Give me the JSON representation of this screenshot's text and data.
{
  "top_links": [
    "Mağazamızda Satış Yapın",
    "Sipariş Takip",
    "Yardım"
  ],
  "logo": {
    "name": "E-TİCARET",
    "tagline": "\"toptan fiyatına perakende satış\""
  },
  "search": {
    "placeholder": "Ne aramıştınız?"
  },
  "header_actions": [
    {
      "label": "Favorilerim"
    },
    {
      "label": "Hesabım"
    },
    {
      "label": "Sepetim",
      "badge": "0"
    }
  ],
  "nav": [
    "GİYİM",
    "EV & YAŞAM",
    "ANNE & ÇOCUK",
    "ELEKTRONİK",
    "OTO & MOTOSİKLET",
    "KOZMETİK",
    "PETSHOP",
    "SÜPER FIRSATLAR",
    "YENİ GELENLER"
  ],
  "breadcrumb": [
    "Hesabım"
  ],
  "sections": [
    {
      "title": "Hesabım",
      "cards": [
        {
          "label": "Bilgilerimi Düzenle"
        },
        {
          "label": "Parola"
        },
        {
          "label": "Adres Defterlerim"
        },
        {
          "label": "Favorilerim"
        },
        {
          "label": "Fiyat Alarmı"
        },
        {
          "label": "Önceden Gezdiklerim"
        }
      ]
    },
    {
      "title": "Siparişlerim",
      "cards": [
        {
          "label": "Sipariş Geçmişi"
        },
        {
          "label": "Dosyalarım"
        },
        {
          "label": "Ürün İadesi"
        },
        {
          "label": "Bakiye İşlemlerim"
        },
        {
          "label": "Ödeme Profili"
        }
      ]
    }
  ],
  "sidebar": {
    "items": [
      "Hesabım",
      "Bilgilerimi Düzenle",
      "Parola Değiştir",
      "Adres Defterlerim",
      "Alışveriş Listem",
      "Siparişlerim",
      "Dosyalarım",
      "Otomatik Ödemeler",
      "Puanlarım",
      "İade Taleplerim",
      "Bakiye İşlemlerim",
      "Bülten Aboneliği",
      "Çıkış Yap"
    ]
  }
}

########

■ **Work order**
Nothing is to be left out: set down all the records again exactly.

■ **Final answer**
Give me the JSON representation of this screenshot's text and data.
{
  "top_links": [
    "Mağazamızda Satış Yapın",
    "Sipariş Takip",
    "Yardım"
  ],
  "logo": {
    "name": "E-TİCARET",
    "tagline": "\"toptan fiyatına perakende satış\""
  },
  "search": {
    "placeholder": "Ne aramıştınız?"
  },
  "header_actions": [
    {
      "label": "Favorilerim"
    },
    {
      "label": "Hesabım"
    },
    {
      "label": "Sepetim",
      "badge": "0"
    }
  ],
  "nav": [
    "GİYİM",
    "EV & YAŞAM",
    "ANNE & ÇOCUK",
    "ELEKTRONİK",
    "OTO & MOTOSİKLET",
    "KOZMETİK",
    "PETSHOP",
    "SÜPER FIRSATLAR",
    "YENİ GELENLER"
  ],
  "breadcrumb": [
    "Hesabım"
  ],
  "sections": [
    {
      "title": "Hesabım",
      "cards": [
        {
          "label": "Bilgilerimi Düzenle"
        },
        {
          "label": "Parola"
        },
        {
          "label": "Adres Defterlerim"
        },
        {
          "label": "Favorilerim"
        },
        {
          "label": "Fiyat Alarmı"
        },
        {
          "label": "Önceden Gezdiklerim"
        }
      ]
    },
    {
      "title": "Siparişlerim",
      "cards": [
        {
          "label": "Sipariş Geçmişi"
        },
        {
          "label": "Dosyalarım"
        },
        {
          "label": "Ürün İadesi"
        },
        {
          "label": "Bakiye İşlemlerim"
        },
        {
          "label": "Ödeme Profili"
        }
      ]
    }
  ],
  "sidebar": {
    "items": [
      "Hesabım",
      "Bilgilerimi Düzenle",
      "Parola Değiştir",
      "Adres Defterlerim",
      "Alışveriş Listem",
      "Siparişlerim",
      "Dosyalarım",
      "Otomatik Ödemeler",
      "Puanlarım",
      "İade Taleplerim",
      "Bakiye İşlemlerim",
      "Bülten Aboneliği",
      "Çıkış Yap"
    ]
  }
}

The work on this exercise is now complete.